• Peter recognized that Russia was backwards, especially compared to the quickly developing and expanding European empires. • He hung out with the Euro folks in Moscow’s foreign quarter (where they were required by law to live). • He then went on the “Grand Embassy” to western Europe to get diplomatic support against the Ottomans. Failing that, he worked incognito and learned Western ways.
• When he returned to Russia, he immediately started implementing Western reforms.• He adopted a Western- style court, wore Western clothes (note the threads to the right), and even taxed people for wearing beards. Well, the men, anyway.• He also built St. Petersburg, his new capital, during which up to 100,000 workers died.
• Peter also had a grumpy side. He distrusted his son, Alexei, and, after promising him clemency to lure him back to Moscow, arrested him and tried for treason. • Alexei confessed under torture and was sentenced to death. He “accidentally” died two days later after receiving 40 lashes over two days as more torture.

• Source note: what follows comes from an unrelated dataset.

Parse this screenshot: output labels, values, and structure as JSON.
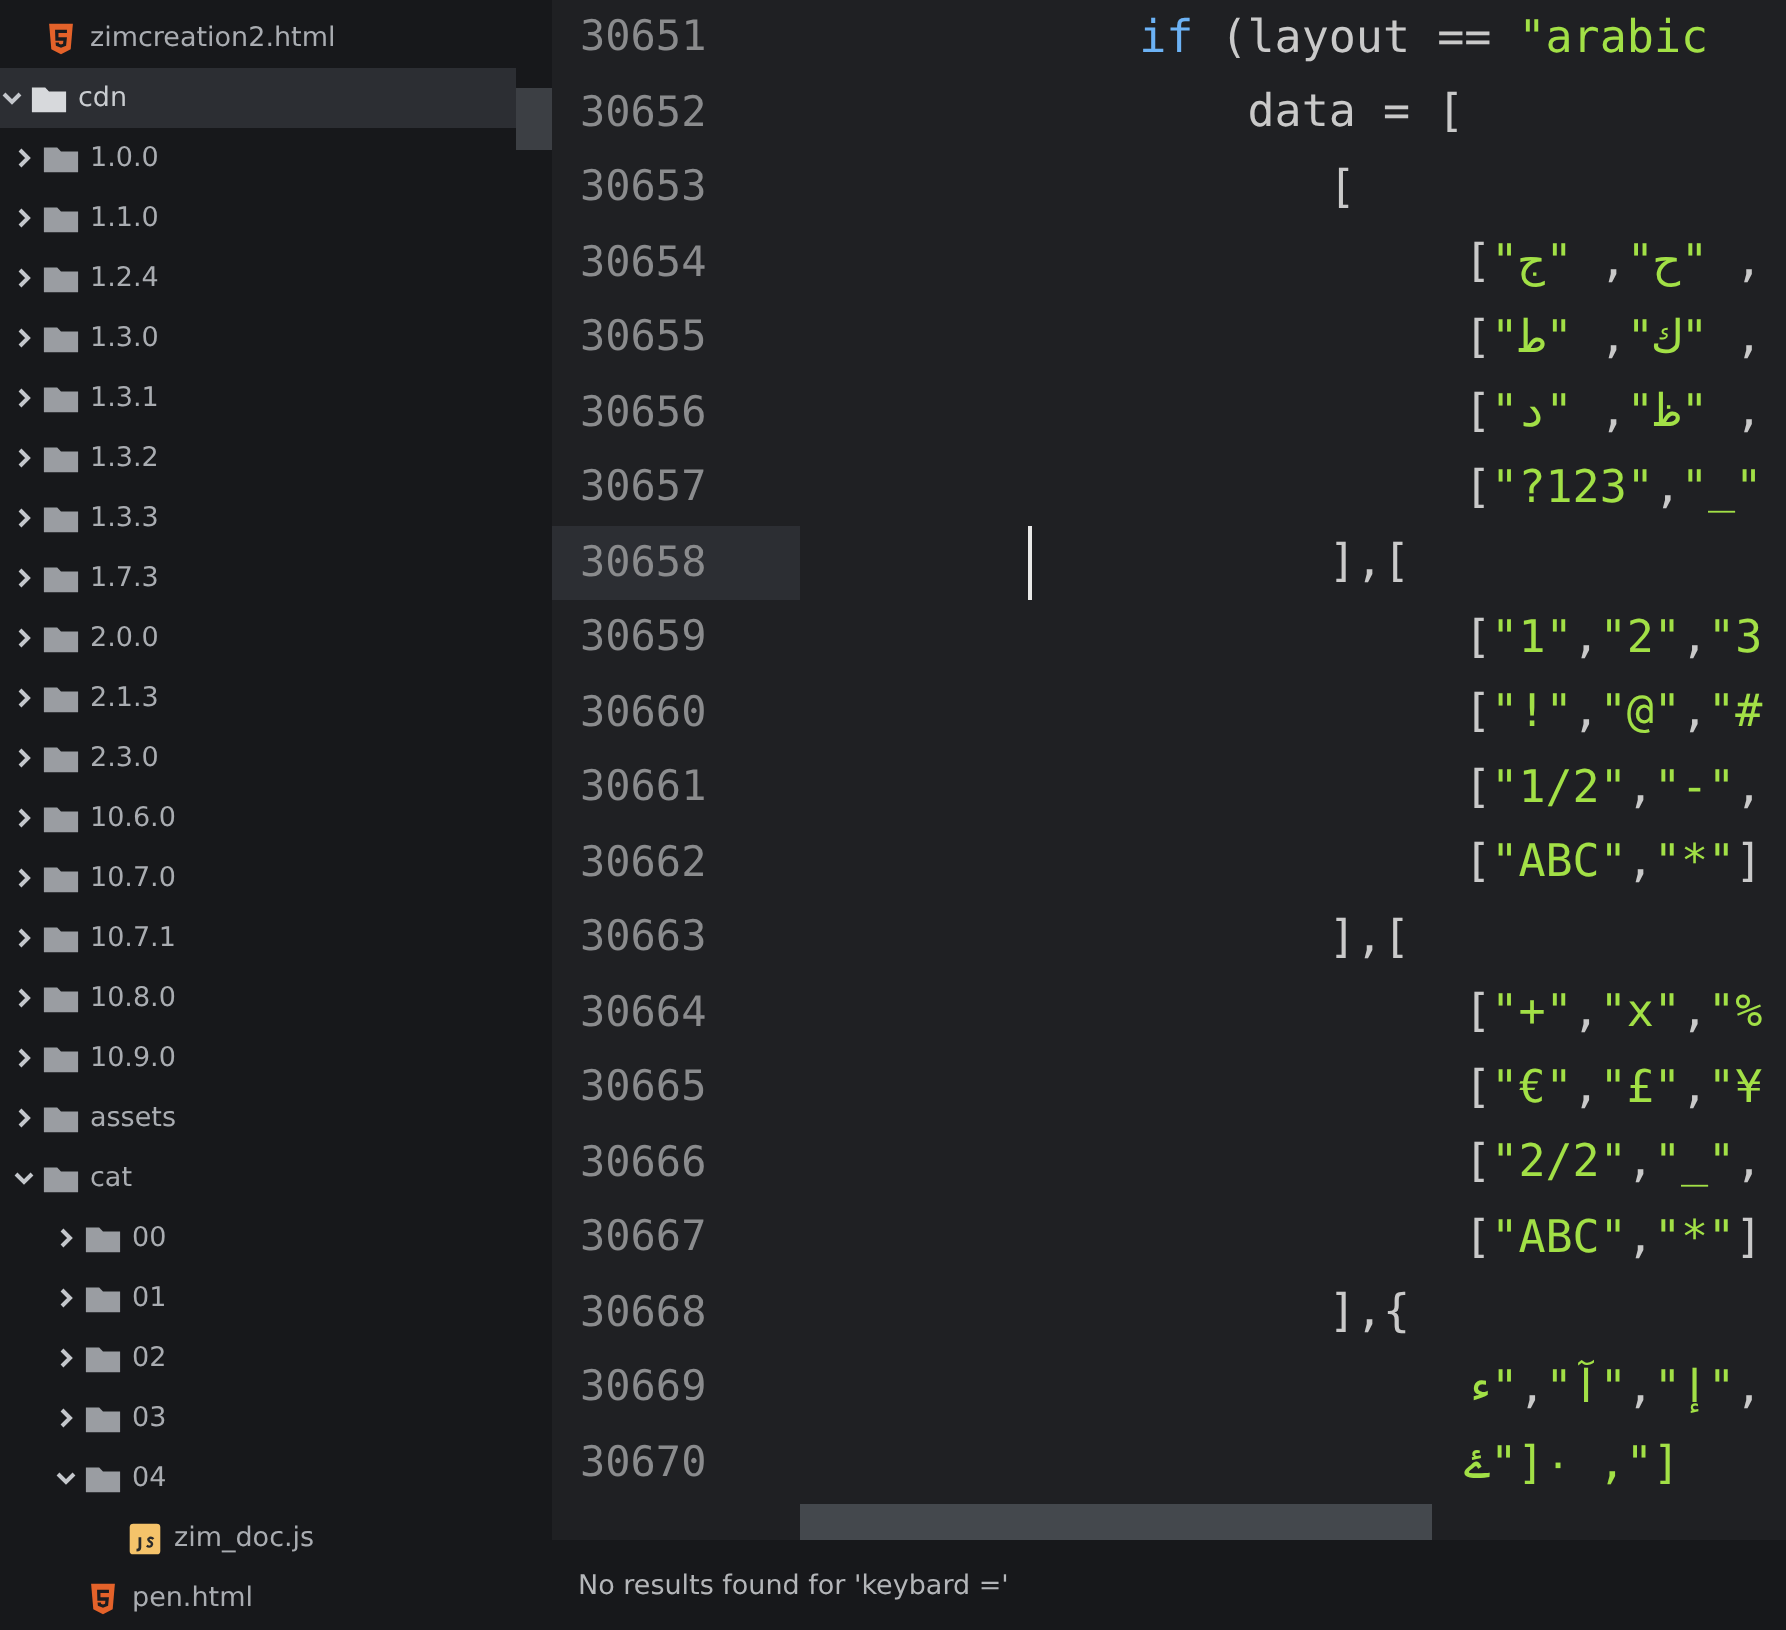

EnglandEngland develops a little differently and doesn’t get those absolute monarchs.• Remember that it had that testy Parliament.• While Elizabeth was nearly absolute, this was because she was tactful in dealing with Parliament, which at this point was limited to its duty of collecting taxes and providing funds for the monarchy. Her successors, James I and then Charles I, weren’t quite so good at the political game.
• Charles, seen here, needed cash at one point, but Parliament refused until he agreed to the Petition of Right. • Among the petition’s measures were that it ensured habeas corpus and no billeting of soldiers in private homes. • These sound awfully similar to the 5th and 3rd amendments, respectively, in the U.S. Bill of Rights.
• Charles ignored the agreement, annoys some protestants, and gets aggressive towards the Scots.• Parliament gets aggressive with Charles, passes laws limiting his power and Charles tries arresting Parliament’s leaders.• War starts between the royalists, the Cavaliers, and the Parliamentarian rebels, the Roundheads. • It goes back and forth, but eh Roundheads finally get the upper hand with the help of Oliver Cromwell. • Charles is captured, tried for treason and executed. • This was big. The English people had just committed regicide. The rest of Europe, especially its royal families were shocked.
• Cromwell, ironically, ruled like a king and in fact had more power than Charles did. He also imposed puritan rules and ethics on the English, but was religiously tolerant. • Cromwell was a man of contradictions and is still a controversial figure.
• Cromwell dies in 1658, the government collapses and Parliament asks Charles’s son, Charles II to come back and become king, with some conditions. • Cromwell’s body was subsequently exhumed, tried for treason and symbolically beheaded. Cromwell’s death mask
• Charles II dies without an heir and his brother James II becomes but he’s too Catholic for the protestant English folks. • A few members of Parliament ask one of James II’s other daughters, Mary who’s married Dutch prince William (and is protestant), to come rule. • William and Mary invade, James II flees to France, and the bloodless coup is called the Glorious Revolution.